Collected data:
§ §

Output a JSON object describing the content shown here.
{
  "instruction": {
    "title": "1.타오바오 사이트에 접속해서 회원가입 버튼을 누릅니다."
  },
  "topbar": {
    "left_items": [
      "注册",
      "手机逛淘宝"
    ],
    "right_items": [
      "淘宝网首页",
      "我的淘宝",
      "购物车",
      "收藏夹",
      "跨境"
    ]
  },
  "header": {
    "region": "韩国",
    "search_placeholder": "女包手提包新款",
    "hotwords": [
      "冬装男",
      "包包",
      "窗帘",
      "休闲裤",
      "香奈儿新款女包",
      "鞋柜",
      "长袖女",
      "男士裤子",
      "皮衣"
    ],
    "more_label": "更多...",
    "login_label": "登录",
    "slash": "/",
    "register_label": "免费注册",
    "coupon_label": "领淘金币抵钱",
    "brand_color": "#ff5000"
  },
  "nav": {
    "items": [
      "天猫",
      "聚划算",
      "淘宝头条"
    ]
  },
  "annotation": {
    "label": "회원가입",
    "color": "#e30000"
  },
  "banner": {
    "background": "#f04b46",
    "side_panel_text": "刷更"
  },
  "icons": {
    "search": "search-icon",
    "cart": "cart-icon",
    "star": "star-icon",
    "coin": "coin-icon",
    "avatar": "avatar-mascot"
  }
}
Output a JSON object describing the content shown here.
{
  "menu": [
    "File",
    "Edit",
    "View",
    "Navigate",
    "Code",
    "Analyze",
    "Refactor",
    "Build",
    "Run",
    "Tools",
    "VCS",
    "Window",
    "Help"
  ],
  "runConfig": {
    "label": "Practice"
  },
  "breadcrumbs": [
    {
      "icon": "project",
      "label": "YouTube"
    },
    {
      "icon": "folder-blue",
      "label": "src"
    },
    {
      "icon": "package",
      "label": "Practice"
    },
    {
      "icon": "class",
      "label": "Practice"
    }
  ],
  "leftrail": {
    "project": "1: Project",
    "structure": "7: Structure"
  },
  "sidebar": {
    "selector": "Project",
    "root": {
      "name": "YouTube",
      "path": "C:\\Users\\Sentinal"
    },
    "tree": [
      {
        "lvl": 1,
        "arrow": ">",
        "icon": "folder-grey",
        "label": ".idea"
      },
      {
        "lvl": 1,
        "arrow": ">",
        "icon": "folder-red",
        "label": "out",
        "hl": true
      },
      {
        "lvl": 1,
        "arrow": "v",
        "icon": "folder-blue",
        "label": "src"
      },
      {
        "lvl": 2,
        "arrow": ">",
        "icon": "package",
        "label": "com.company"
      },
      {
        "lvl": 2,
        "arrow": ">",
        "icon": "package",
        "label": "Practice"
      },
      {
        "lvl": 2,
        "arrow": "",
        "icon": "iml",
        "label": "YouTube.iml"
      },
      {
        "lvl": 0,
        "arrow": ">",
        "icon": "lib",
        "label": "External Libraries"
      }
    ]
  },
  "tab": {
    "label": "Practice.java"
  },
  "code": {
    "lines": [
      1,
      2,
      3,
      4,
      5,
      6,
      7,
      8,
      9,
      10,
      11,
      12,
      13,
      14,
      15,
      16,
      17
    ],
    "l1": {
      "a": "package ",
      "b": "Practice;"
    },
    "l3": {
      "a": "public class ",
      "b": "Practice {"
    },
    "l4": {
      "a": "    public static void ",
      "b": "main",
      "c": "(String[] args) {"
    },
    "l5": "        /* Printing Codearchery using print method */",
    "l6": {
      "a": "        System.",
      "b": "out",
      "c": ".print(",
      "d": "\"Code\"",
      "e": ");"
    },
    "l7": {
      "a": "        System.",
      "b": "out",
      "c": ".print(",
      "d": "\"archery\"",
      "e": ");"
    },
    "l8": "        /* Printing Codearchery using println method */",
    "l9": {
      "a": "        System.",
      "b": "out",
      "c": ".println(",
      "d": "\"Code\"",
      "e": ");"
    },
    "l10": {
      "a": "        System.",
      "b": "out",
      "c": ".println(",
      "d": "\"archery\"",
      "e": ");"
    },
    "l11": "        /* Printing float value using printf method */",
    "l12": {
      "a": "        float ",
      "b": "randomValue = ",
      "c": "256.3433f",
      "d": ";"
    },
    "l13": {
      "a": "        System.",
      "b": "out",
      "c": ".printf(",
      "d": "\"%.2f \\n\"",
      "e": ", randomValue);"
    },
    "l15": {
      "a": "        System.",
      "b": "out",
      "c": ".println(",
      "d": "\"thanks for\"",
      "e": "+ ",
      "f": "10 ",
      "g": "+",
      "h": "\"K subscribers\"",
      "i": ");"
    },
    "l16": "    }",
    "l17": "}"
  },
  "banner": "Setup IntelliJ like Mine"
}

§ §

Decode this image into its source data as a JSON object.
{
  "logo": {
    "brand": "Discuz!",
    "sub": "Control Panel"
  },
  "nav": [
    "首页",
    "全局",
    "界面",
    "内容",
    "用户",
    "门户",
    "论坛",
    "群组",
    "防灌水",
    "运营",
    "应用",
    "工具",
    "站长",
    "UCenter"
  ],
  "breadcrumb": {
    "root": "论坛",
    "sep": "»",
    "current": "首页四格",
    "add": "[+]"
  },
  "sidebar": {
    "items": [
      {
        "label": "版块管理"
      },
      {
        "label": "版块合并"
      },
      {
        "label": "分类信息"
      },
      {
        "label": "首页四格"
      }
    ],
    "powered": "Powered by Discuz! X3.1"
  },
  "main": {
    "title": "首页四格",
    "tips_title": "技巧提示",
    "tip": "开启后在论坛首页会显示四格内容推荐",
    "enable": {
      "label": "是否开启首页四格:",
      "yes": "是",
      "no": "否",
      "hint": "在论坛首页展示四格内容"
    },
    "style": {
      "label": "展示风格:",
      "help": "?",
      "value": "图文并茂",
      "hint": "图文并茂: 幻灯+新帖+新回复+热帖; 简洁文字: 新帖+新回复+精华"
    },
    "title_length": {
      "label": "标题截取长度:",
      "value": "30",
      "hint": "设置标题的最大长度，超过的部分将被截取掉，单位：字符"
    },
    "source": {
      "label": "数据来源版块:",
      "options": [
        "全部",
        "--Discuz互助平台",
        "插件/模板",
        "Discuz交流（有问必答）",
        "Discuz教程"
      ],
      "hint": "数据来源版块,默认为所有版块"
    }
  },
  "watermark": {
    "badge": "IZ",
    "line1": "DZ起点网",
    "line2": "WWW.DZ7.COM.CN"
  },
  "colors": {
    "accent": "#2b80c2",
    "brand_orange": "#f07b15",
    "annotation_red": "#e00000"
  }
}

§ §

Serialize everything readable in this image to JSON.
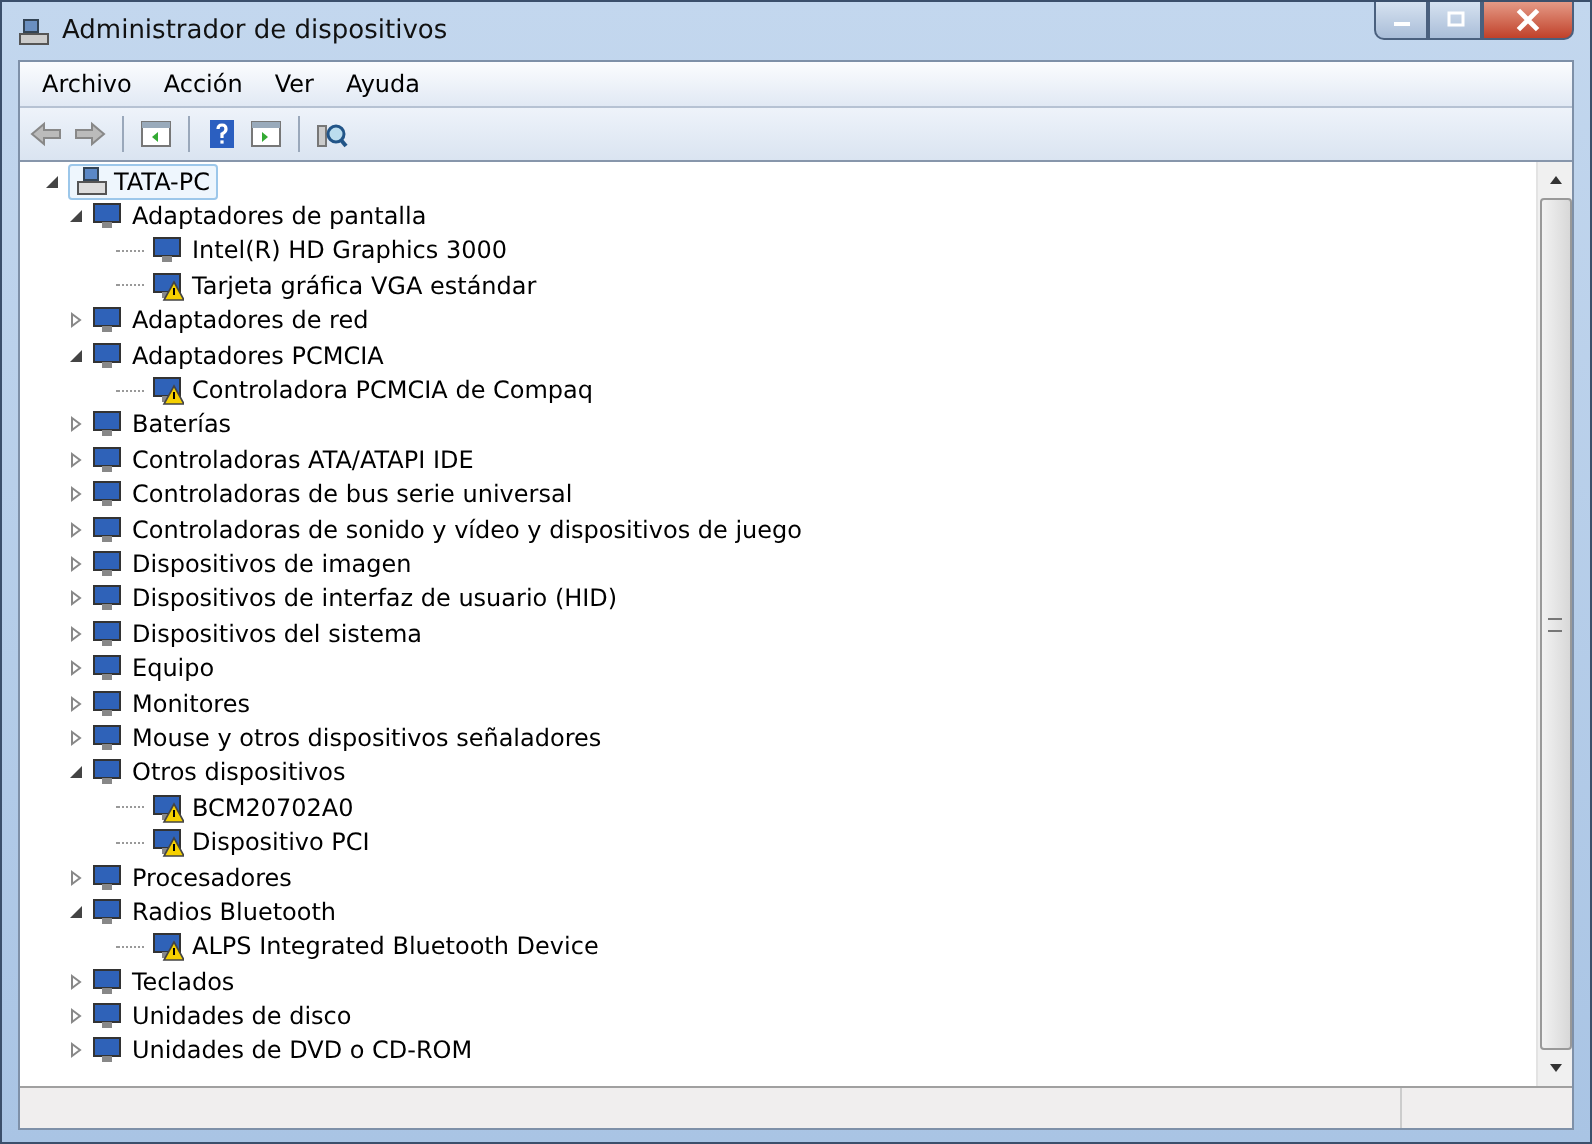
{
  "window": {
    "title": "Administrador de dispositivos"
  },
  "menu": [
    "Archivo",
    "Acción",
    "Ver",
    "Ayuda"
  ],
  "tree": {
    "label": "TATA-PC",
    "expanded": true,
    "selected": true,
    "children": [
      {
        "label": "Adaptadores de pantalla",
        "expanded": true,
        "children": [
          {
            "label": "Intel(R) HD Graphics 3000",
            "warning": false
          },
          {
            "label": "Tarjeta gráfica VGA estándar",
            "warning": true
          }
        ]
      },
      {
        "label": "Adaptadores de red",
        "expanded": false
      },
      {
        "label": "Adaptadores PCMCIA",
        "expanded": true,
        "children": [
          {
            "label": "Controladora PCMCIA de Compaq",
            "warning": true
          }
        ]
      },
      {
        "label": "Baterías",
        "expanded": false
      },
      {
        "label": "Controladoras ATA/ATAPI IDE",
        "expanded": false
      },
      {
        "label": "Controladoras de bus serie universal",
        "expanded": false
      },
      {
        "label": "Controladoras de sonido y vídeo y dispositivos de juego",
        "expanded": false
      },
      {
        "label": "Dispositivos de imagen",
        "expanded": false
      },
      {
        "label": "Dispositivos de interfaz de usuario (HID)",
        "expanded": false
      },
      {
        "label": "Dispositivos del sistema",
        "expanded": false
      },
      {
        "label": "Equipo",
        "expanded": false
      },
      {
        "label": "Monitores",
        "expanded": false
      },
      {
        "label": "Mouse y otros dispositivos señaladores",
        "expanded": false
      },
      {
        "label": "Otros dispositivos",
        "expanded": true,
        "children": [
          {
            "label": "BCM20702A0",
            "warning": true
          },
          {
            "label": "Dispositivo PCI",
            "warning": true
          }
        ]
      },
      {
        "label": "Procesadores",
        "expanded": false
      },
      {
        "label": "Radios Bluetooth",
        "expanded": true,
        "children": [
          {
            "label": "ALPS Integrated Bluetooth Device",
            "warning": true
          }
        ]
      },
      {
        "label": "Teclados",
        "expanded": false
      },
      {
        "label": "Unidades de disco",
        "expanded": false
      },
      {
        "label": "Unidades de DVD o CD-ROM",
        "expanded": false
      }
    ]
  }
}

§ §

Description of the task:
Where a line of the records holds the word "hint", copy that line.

Solution to this task:
      "hint": "在论坛首页展示四格内容"
      "hint": "图文并茂: 幻灯+新帖+新回复+热帖; 简洁文字: 新帖+新回复+精华"
      "hint": "设置标题的最大长度，超过的部分将被截取掉，单位：字符"
      "hint": "数据来源版块,默认为所有版块"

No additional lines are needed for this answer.